▸ Your task
Print out all the records, word for word.

▸ Data records

•••

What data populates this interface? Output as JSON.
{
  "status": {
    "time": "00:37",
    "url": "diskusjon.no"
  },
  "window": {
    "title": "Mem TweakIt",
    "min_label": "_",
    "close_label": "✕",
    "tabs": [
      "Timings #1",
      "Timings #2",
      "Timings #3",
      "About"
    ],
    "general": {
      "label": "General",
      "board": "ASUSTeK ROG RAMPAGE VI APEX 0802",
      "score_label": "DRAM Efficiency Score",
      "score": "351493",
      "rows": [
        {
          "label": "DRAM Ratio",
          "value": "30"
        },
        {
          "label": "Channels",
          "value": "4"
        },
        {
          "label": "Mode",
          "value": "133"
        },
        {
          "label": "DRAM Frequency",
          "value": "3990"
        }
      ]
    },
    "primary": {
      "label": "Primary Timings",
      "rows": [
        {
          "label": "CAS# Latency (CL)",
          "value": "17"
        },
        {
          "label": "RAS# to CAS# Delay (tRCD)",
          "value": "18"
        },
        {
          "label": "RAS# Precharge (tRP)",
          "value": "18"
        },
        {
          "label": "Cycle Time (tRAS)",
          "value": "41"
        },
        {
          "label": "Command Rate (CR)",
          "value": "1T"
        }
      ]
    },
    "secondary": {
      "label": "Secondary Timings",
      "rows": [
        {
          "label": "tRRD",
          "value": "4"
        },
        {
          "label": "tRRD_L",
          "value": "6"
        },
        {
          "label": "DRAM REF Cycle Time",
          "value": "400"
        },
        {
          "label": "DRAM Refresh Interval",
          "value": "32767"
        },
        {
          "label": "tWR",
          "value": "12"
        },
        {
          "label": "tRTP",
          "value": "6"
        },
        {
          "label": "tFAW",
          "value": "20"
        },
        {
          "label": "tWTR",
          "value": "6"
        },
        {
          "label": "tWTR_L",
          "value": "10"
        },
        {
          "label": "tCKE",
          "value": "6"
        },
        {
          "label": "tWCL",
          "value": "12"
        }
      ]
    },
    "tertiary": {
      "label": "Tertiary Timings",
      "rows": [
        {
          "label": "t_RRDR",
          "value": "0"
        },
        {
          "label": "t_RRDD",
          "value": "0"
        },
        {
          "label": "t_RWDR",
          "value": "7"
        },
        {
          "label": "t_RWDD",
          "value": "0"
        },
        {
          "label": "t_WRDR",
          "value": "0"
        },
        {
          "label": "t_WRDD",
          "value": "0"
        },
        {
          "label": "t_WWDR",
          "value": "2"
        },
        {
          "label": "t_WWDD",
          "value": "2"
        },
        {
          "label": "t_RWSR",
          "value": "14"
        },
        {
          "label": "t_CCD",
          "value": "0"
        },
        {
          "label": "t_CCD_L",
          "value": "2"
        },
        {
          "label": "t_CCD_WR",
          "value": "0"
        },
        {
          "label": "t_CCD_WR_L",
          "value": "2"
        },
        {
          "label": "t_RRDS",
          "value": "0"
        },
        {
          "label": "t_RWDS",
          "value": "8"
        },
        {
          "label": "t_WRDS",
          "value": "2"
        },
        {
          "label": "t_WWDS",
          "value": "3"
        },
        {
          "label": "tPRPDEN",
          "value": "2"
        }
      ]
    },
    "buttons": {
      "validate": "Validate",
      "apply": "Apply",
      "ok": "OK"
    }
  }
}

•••

▸ Solution to this exercise
What data populates this interface? Output as JSON.
{
  "status": {
    "time": "00:37",
    "url": "diskusjon.no"
  },
  "window": {
    "title": "Mem TweakIt",
    "min_label": "_",
    "close_label": "✕",
    "tabs": [
      "Timings #1",
      "Timings #2",
      "Timings #3",
      "About"
    ],
    "general": {
      "label": "General",
      "board": "ASUSTeK ROG RAMPAGE VI APEX 0802",
      "score_label": "DRAM Efficiency Score",
      "score": "351493",
      "rows": [
        {
          "label": "DRAM Ratio",
          "value": "30"
        },
        {
          "label": "Channels",
          "value": "4"
        },
        {
          "label": "Mode",
          "value": "133"
        },
        {
          "label": "DRAM Frequency",
          "value": "3990"
        }
      ]
    },
    "primary": {
      "label": "Primary Timings",
      "rows": [
        {
          "label": "CAS# Latency (CL)",
          "value": "17"
        },
        {
          "label": "RAS# to CAS# Delay (tRCD)",
          "value": "18"
        },
        {
          "label": "RAS# Precharge (tRP)",
          "value": "18"
        },
        {
          "label": "Cycle Time (tRAS)",
          "value": "41"
        },
        {
          "label": "Command Rate (CR)",
          "value": "1T"
        }
      ]
    },
    "secondary": {
      "label": "Secondary Timings",
      "rows": [
        {
          "label": "tRRD",
          "value": "4"
        },
        {
          "label": "tRRD_L",
          "value": "6"
        },
        {
          "label": "DRAM REF Cycle Time",
          "value": "400"
        },
        {
          "label": "DRAM Refresh Interval",
          "value": "32767"
        },
        {
          "label": "tWR",
          "value": "12"
        },
        {
          "label": "tRTP",
          "value": "6"
        },
        {
          "label": "tFAW",
          "value": "20"
        },
        {
          "label": "tWTR",
          "value": "6"
        },
        {
          "label": "tWTR_L",
          "value": "10"
        },
        {
          "label": "tCKE",
          "value": "6"
        },
        {
          "label": "tWCL",
          "value": "12"
        }
      ]
    },
    "tertiary": {
      "label": "Tertiary Timings",
      "rows": [
        {
          "label": "t_RRDR",
          "value": "0"
        },
        {
          "label": "t_RRDD",
          "value": "0"
        },
        {
          "label": "t_RWDR",
          "value": "7"
        },
        {
          "label": "t_RWDD",
          "value": "0"
        },
        {
          "label": "t_WRDR",
          "value": "0"
        },
        {
          "label": "t_WRDD",
          "value": "0"
        },
        {
          "label": "t_WWDR",
          "value": "2"
        },
        {
          "label": "t_WWDD",
          "value": "2"
        },
        {
          "label": "t_RWSR",
          "value": "14"
        },
        {
          "label": "t_CCD",
          "value": "0"
        },
        {
          "label": "t_CCD_L",
          "value": "2"
        },
        {
          "label": "t_CCD_WR",
          "value": "0"
        },
        {
          "label": "t_CCD_WR_L",
          "value": "2"
        },
        {
          "label": "t_RRDS",
          "value": "0"
        },
        {
          "label": "t_RWDS",
          "value": "8"
        },
        {
          "label": "t_WRDS",
          "value": "2"
        },
        {
          "label": "t_WWDS",
          "value": "3"
        },
        {
          "label": "tPRPDEN",
          "value": "2"
        }
      ]
    },
    "buttons": {
      "validate": "Validate",
      "apply": "Apply",
      "ok": "OK"
    }
  }
}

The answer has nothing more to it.